**Provided data:**
- - -
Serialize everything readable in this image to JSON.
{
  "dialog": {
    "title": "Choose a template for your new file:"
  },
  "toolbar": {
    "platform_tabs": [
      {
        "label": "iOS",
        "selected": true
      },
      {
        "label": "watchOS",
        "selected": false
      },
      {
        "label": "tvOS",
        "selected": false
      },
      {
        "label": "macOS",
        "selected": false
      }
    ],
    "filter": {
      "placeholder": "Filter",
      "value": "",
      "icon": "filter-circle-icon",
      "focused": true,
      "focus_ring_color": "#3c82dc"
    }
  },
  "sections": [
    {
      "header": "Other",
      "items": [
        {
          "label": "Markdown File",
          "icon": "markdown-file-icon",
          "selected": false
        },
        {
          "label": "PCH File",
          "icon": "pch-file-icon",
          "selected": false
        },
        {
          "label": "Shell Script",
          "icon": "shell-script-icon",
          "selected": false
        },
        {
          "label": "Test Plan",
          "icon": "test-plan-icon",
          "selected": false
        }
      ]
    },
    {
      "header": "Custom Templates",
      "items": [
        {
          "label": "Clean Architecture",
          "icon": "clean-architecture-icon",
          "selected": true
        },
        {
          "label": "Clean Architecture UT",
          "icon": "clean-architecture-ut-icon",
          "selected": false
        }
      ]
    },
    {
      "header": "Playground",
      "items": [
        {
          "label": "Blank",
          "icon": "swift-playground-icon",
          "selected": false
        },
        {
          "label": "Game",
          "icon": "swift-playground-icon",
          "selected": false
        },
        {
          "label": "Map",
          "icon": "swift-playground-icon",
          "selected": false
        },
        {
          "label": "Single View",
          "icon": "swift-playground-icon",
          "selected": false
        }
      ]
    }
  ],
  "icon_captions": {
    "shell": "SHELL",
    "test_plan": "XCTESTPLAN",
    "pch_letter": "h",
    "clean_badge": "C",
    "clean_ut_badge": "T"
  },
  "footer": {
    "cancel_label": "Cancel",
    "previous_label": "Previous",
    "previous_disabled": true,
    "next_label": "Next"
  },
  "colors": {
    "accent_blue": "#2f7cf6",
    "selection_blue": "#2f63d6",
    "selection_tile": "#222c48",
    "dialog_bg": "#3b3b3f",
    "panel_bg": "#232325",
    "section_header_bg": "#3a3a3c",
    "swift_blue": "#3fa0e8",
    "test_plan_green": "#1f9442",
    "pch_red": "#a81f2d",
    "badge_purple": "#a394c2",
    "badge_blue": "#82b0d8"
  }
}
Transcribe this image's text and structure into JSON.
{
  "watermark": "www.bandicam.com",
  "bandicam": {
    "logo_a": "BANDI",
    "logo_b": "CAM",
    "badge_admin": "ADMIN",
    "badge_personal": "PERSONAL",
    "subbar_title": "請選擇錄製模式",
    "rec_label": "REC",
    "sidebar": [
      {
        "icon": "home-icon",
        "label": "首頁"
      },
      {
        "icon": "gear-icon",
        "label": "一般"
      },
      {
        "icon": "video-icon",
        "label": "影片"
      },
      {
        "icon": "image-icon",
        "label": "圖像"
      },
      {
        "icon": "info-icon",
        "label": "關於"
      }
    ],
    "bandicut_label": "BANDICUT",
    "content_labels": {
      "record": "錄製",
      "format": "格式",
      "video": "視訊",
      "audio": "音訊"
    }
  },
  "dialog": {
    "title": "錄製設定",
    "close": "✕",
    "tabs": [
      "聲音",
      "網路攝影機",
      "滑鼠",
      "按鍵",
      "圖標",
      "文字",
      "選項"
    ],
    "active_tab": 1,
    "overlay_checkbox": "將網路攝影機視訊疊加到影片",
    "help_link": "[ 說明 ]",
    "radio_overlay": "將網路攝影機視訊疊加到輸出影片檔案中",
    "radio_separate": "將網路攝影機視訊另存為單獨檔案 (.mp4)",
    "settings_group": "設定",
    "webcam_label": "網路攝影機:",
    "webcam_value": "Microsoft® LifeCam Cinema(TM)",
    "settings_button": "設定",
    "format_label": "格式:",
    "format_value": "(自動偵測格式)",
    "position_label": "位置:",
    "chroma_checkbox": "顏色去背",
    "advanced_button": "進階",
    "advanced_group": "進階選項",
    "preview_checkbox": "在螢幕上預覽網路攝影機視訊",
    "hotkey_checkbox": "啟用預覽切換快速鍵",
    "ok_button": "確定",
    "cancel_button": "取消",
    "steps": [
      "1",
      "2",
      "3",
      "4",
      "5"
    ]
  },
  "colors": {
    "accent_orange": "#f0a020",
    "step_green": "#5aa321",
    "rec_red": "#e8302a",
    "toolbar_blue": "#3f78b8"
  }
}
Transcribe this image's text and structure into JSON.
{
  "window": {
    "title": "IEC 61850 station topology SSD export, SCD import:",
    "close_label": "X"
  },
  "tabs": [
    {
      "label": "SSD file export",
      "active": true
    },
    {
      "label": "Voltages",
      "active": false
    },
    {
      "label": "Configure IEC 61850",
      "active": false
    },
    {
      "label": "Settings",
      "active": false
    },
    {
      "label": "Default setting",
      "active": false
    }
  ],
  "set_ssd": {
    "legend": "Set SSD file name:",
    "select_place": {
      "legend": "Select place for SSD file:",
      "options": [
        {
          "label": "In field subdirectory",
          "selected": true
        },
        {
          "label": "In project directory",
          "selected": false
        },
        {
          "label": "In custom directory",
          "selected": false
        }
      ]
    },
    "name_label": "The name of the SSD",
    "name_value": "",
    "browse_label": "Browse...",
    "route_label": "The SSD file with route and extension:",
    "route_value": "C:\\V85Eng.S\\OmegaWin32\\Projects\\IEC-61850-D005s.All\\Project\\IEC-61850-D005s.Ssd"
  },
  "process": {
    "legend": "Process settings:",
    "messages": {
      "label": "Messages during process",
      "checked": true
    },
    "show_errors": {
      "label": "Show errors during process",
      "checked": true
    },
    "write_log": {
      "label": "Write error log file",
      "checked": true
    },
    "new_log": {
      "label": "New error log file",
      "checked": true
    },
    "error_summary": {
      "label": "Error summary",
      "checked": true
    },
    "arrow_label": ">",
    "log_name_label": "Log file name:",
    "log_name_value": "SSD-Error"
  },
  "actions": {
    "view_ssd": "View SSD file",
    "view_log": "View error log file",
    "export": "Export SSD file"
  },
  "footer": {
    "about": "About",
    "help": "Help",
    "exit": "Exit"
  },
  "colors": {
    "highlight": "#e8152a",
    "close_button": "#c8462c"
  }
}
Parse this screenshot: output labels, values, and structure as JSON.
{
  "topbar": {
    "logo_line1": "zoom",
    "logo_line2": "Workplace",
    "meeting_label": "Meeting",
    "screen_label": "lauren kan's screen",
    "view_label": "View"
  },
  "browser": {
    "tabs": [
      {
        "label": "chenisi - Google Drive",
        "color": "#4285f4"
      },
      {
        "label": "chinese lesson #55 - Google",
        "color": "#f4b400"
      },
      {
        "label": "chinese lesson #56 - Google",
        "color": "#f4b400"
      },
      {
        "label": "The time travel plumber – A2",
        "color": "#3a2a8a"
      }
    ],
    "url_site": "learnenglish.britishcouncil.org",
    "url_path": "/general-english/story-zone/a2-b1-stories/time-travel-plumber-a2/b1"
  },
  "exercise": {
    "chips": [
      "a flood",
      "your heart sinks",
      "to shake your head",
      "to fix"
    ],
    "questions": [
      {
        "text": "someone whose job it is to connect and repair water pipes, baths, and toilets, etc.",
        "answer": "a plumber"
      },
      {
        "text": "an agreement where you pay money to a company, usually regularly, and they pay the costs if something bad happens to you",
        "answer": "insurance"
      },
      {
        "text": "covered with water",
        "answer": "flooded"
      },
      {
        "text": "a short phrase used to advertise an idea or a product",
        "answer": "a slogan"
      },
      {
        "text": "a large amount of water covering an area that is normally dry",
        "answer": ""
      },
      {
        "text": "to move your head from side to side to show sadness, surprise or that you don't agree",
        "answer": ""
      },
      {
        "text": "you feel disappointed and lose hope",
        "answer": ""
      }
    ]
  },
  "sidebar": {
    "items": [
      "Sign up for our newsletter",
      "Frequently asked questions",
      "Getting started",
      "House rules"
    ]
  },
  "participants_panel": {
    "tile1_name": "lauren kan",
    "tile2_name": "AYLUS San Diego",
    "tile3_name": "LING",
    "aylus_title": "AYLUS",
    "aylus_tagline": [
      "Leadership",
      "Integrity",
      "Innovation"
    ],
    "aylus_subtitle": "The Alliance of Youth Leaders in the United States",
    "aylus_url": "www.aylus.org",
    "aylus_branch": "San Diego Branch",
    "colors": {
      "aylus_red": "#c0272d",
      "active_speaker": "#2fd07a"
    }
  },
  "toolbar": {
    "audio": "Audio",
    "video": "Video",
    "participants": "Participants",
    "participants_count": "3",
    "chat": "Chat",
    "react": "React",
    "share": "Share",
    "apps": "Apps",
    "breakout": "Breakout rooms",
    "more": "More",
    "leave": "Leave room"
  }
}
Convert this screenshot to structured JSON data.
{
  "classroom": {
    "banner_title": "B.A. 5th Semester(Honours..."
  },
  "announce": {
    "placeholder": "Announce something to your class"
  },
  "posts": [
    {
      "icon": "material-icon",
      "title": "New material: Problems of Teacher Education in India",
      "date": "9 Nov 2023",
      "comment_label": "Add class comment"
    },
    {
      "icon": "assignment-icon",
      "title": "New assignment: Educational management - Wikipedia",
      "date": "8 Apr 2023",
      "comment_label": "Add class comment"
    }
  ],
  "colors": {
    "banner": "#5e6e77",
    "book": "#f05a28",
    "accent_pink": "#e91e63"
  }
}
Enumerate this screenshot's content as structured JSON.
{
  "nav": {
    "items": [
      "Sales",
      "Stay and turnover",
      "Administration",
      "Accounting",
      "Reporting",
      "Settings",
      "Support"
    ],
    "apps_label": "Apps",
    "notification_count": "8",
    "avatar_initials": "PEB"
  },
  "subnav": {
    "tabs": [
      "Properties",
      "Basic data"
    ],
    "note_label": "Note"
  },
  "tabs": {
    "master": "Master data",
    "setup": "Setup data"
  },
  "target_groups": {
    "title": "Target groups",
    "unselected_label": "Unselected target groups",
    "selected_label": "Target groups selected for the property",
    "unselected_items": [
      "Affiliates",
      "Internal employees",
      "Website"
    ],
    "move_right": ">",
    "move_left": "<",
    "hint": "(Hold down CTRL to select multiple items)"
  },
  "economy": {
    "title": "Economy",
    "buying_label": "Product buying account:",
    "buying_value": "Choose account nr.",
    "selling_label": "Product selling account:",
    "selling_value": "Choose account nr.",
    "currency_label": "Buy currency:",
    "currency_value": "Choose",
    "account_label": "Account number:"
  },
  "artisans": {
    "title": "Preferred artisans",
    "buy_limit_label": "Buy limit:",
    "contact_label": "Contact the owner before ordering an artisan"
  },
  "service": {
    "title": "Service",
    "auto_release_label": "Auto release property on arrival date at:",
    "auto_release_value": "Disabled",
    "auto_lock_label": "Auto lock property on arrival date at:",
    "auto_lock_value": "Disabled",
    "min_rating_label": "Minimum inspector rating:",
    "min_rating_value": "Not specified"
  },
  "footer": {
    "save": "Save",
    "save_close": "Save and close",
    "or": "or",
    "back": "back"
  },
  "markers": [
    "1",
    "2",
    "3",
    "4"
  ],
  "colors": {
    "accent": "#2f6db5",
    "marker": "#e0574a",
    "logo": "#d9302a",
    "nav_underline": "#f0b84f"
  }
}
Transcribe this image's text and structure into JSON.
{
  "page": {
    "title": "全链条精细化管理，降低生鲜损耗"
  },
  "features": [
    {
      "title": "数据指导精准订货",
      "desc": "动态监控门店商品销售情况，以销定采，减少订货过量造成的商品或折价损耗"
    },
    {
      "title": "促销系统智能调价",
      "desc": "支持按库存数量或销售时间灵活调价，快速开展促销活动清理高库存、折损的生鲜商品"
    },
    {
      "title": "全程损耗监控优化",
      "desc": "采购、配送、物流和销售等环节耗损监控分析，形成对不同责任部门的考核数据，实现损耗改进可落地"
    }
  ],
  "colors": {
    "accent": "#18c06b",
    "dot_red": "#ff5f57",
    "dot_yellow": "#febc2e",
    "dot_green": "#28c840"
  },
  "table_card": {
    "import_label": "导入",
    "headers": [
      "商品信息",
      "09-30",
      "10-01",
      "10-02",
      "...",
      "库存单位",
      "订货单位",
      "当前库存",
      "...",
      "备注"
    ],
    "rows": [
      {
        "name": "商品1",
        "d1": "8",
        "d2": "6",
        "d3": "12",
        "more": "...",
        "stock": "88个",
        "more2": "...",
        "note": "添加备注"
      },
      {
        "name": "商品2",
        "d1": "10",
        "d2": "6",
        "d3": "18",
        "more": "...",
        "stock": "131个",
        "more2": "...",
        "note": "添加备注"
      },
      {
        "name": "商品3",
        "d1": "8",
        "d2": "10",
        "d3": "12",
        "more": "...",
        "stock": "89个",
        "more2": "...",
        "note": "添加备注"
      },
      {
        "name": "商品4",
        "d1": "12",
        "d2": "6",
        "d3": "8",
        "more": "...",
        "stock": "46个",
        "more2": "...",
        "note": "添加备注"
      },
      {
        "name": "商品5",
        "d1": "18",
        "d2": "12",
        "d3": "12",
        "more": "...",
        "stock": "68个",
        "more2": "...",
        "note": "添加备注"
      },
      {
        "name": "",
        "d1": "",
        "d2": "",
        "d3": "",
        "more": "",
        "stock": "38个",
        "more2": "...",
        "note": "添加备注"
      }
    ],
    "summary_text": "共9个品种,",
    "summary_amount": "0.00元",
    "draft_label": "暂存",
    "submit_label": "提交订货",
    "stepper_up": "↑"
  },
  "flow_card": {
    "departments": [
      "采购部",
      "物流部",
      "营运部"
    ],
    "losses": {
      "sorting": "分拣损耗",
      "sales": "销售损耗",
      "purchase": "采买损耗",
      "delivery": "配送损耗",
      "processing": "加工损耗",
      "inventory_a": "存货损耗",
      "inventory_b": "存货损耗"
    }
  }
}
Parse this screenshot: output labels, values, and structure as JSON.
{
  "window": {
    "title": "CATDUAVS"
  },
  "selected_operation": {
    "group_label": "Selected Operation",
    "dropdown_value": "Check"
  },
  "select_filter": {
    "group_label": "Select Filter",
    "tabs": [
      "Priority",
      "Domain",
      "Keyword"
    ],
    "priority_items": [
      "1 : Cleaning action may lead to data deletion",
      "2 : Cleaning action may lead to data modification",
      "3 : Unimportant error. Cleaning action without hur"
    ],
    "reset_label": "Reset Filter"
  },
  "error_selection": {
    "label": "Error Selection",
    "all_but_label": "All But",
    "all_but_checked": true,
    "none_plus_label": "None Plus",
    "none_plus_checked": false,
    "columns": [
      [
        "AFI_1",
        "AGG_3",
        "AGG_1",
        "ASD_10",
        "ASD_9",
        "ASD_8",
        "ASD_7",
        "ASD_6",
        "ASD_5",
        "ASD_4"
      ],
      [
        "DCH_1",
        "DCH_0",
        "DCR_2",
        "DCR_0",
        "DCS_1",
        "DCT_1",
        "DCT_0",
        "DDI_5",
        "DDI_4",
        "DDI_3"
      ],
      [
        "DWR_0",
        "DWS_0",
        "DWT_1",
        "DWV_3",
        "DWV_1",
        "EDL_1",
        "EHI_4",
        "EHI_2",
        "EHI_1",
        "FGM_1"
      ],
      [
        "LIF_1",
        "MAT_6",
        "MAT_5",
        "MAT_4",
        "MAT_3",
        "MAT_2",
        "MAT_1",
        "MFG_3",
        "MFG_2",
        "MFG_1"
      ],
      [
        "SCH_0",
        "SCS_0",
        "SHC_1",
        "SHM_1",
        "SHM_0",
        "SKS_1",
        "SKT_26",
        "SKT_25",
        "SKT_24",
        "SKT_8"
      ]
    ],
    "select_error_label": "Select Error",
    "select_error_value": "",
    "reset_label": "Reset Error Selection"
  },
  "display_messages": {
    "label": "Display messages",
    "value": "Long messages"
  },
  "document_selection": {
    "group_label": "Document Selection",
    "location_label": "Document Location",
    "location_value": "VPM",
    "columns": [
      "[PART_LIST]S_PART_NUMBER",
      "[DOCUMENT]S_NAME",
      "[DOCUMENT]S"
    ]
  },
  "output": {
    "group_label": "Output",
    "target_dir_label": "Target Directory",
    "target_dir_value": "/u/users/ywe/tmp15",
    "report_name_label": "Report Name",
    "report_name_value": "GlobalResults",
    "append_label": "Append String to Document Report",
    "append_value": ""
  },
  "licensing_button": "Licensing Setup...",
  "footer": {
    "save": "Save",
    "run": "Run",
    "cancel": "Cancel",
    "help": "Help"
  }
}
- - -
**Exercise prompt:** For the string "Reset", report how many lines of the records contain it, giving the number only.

**Exercise result:** 2